Author Jacqueline Woodson had no idea her books were being challenged in schools and libraries until she got a phone call from the country’s most famous author of young adult fiction.
Woodson recounted the phone call in an appearance on Late Night With Seth Meyers on Monday. “I didn’t even know I was challenged or censored, I got a call from Judy Blume,” she told Meyers, who responded, “Let me just say, as far as name-dropping goes, that’s as good as it gets.”
Woodson, laughing, continued, “She was doing an anthology called Places I Never Meant to Be, and she asked me to be in it, because it was an anthology for censored writers. And I’m like, ‘I’ve never been censored,’ and she was like, ‘Oh, yes, you have.’”
Woodson, who was on the show to promote her latest novel, Red at the Bone, said that having her books challenged have led some readers to seek them out.
“In that case, let me just say no one should read this garbage,” Meyers joked, holding up Woodson’s book.
The Brown Girl Dreaming author also talked about how her children are reluctant to tell their friends who their famous mom is.
“I remember when [one of my children] was in middle school, and her friend was holding her cell phone, and I texted her, and her friend was like, ‘Jacqueline Woodson texted you? You know Jacqueline Woodson?’ She came home and she was so excited to tell me this story, and I’m like, ‘Really?

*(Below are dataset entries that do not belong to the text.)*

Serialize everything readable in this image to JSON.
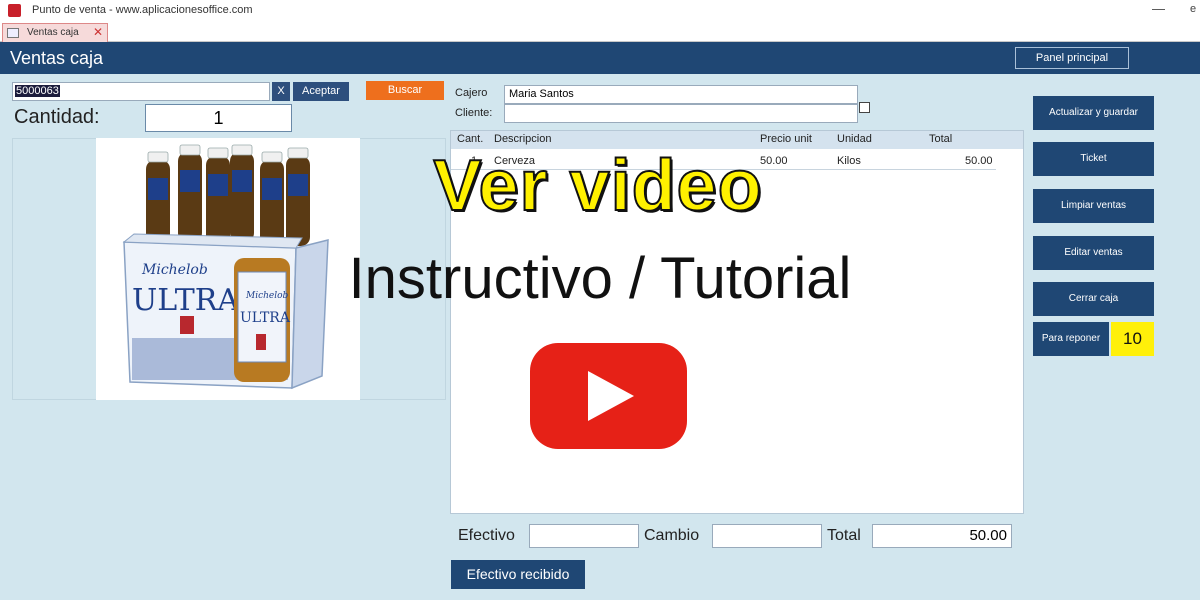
{
  "window": {
    "title": "Punto de venta - www.aplicacionesoffice.com",
    "min_glyph": "—",
    "extra_glyph": "e"
  },
  "tab": {
    "label": "Ventas caja",
    "close_glyph": "✕"
  },
  "header": {
    "title": "Ventas caja",
    "panel_button": "Panel principal"
  },
  "form": {
    "code_value": "5000063",
    "clear_label": "X",
    "accept_label": "Aceptar",
    "search_label": "Buscar",
    "quantity_label": "Cantidad:",
    "quantity_value": "1",
    "cashier_label": "Cajero",
    "cashier_value": "Maria Santos",
    "client_label": "Cliente:"
  },
  "table": {
    "headers": {
      "qty": "Cant.",
      "description": "Descripcion",
      "unit_price": "Precio unit",
      "unit": "Unidad",
      "total": "Total"
    },
    "rows": [
      {
        "qty": "1",
        "description": "Cerveza",
        "unit_price": "50.00",
        "unit": "Kilos",
        "total": "50.00"
      }
    ]
  },
  "totals": {
    "cash_label": "Efectivo",
    "change_label": "Cambio",
    "total_label": "Total",
    "total_value": "50.00",
    "received_button": "Efectivo recibido"
  },
  "actions": {
    "update_save": "Actualizar y guardar",
    "ticket": "Ticket",
    "clear_sales": "Limpiar ventas",
    "edit_sales": "Editar ventas",
    "close_register": "Cerrar caja",
    "restock": "Para reponer",
    "restock_count": "10"
  },
  "overlay": {
    "headline": "Ver video",
    "subtitle": "Instructivo / Tutorial",
    "icon": "youtube-play-icon"
  },
  "product_image": {
    "brand_script": "Michelob",
    "brand_name": "ULTRA",
    "icon": "six-pack-beer-image"
  },
  "colors": {
    "accent": "#1f4774",
    "search": "#ee6f1d",
    "badge": "#fff00a",
    "youtube": "#e62117",
    "headline": "#fff100"
  }
}
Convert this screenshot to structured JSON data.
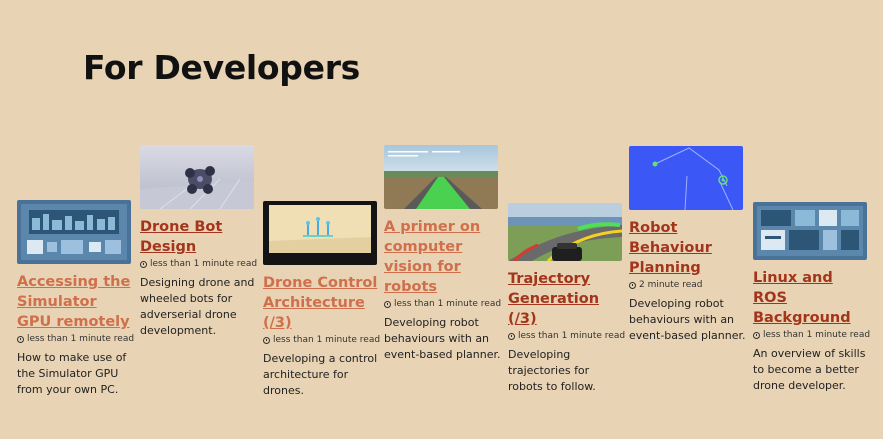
{
  "heading": "For Developers",
  "colors": {
    "background": "#e8d3b4",
    "link_dark": "#a3351d",
    "link_light": "#cf6f4c"
  },
  "cards": [
    {
      "title": "Accessing the Simulator GPU remotely",
      "time": "less than 1 minute read",
      "description": "How to make use of the Simulator GPU from your own PC."
    },
    {
      "title": "Drone Bot Design",
      "time": "less than 1 minute read",
      "description": "Designing drone and wheeled bots for adverserial drone development."
    },
    {
      "title": "Drone Control Architecture (/3)",
      "time": "less than 1 minute read",
      "description": "Developing a control architecture for drones."
    },
    {
      "title": "A primer on computer vision for robots",
      "time": "less than 1 minute read",
      "description": "Developing robot behaviours with an event-based planner."
    },
    {
      "title": "Trajectory Generation (/3)",
      "time": "less than 1 minute read",
      "description": "Developing trajectories for robots to follow."
    },
    {
      "title": "Robot Behaviour Planning",
      "time": "2 minute read",
      "description": "Developing robot behaviours with an event-based planner."
    },
    {
      "title": "Linux and ROS Background",
      "time": "less than 1 minute read",
      "description": "An overview of skills to become a better drone developer."
    }
  ]
}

You’re that down low that they don’t even know I’m your mom?’”
Michael Schaub is an Austin, Texas-based journalist and regular contributor to NPR.